Mark Koury, Pablo E Pergola, Prabir Roy-Chaudhury, Youssef Farag, Dennis Vargo, Wenli Luo, Wolfgang Winkelmayer
2021 Nephrology, Dialysis and Transplantation  
Background and Aims Vadadustat is a small-molecule inhibitor of hypoxia-inducible factor prolyl hydroxylases under development to treat anemia associated with chronic kidney disease (CKD). The vadadustat phase 3 program includes four efficacy and cardiovascular safety outcome trials of vadadustat versus the erythropoiesis-stimulating agent (ESA) darbepoetin alfa. Here we describe detailed results on hematologic efficacy in two phase 3, randomized trials (the PRO2TECT trials) in adult patients
more » ... in adult patients with non–dialysis-dependent (NDD) CKD and anemia, in which vadadustat met prespecified noninferiority criteria compared to darbepoetin alfa, with respect to hematologic efficacy (correction/maintenance of hemoglobin [Hb] target concentrations). Method The mean screening Hb level for the ESA-untreated NDD-CKD trial (NCT02648347) had to be <10.0 g/dL, and for the ESA-treated NDD-CKD trial (NCT02680574), the range had to be from 8.0-11.0 g/dL in the United States (US) and from 9.0-12.0 g/dL non-US. In the ESA-untreated trial, patients received no ESA within 8 weeks before randomization; in the ESA-treated trial, patients were maintained on ESA therapy, with ≥1 dose received within 6 weeks prior to or during screening. The vadadustat starting dose was 300 mg/day for all patients, whereas the initial darbepoetin alfa dose depended on each patient's prior dose or the product label. Both vadadustat and darbepoetin alfa doses were titrated according to prespecified dosing algorithms to achieve target Hb concentrations (US: 10-11 g/dL; non-US: 10-12 g/dL) both during the primary (PEP; weeks 24-36) and secondary (SEP; weeks 40-52) evaluation periods. Herein, we present topline results from the PEP and SEP endpoints, in addition to more detailed erythrocyte parameters. Results A total of 3,476 patients (1751 ESA-untreated and 1725 ESA-treated) were randomized 1:1 to vadadustat or darbepoetin alfa. In both trials, vadadustat was noninferior to darbepoetin alfa with regard to the difference of mean change in Hb concentrations between baseline and PEP, as well as between baseline and SEP. The respective proportions of patients (vadadustat vs. darbepoetin alfa) with an average Hb value within the geography-specific target range in the PEP and SEP were 50.4% versus 50.2% and 43.1% versus 43.5% in the ESA-untreated trial and 60.1% versus 60.7% and 50.7% versus 49.0% in the ESA-treated trial. The proportion of patients (vadadustat vs darbepoetin alfa) who achieved an Hb increase >1.0 g/dL from baseline to week 52 was assessed only for the ESA-untreated trial and was 87.7% (95% CI: 85.4%, 89.8%) for vadadustat versus 88.0% (95% CI: 85.6%, 90.0%) for darbepoetin alfa. Hematologic parameters at time points within the PEP and SEP are presented in Table 1. In both the ESA-untreated and ESA-treated trials, the reticulocyte count trended up from baseline through week 52 for vadadustat and trended down from baseline for darbepoetin alfa. Trends in erythrocyte mean corpuscular volume and erythrocyte mean corpuscular Hb were largely unremarkable by week 52 in both treatment groups. Conclusion Vadadustat demonstrated similar profiles across erythrocyte parameters compared with darbepoetin alfa in the treatment of adults with anemia in CKD not on dialysis, whether ESA-untreated or ESA-treated at study entry.
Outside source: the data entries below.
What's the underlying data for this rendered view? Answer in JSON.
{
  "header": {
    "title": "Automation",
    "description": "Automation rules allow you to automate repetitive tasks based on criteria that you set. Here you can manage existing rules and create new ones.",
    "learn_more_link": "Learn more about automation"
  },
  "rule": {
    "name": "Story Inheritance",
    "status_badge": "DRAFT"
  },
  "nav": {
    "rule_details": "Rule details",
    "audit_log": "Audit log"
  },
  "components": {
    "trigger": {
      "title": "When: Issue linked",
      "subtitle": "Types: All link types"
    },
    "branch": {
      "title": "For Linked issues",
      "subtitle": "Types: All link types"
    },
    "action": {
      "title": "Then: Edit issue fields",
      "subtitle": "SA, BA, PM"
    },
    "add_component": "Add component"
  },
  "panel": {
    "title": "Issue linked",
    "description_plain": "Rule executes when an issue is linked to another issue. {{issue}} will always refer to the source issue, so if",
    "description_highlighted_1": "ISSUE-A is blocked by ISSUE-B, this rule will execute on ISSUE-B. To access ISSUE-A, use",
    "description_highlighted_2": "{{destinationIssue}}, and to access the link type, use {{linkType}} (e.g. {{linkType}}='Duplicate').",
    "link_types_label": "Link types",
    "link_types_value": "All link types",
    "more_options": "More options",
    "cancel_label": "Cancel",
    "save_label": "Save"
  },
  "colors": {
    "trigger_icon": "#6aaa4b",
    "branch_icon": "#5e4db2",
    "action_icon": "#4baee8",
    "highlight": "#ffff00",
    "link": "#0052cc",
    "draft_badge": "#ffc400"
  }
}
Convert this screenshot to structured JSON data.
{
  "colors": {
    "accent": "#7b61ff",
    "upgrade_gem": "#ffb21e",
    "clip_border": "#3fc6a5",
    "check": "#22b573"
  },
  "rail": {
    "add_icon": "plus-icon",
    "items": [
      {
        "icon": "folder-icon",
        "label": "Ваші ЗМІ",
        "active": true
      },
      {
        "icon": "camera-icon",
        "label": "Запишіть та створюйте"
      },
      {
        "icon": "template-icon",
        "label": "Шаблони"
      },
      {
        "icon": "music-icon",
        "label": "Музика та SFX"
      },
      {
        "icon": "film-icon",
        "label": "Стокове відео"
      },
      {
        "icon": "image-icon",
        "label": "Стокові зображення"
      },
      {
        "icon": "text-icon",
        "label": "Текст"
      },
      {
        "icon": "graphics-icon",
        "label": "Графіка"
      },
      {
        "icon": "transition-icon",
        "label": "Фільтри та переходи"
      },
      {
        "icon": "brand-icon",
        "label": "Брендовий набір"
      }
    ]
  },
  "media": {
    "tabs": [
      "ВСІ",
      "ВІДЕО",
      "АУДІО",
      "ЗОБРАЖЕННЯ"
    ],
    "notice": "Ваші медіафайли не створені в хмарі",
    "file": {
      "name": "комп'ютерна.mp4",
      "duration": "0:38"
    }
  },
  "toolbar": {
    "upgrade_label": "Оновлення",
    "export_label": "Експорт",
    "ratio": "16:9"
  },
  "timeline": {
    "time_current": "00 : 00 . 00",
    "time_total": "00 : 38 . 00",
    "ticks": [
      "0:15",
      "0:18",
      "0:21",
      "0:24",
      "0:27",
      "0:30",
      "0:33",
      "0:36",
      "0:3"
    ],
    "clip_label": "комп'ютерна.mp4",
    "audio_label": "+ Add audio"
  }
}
doi:10.1093/ndt/gfab085.004 fatcat:swamuzoievdrhlv3d7dtwdf3bq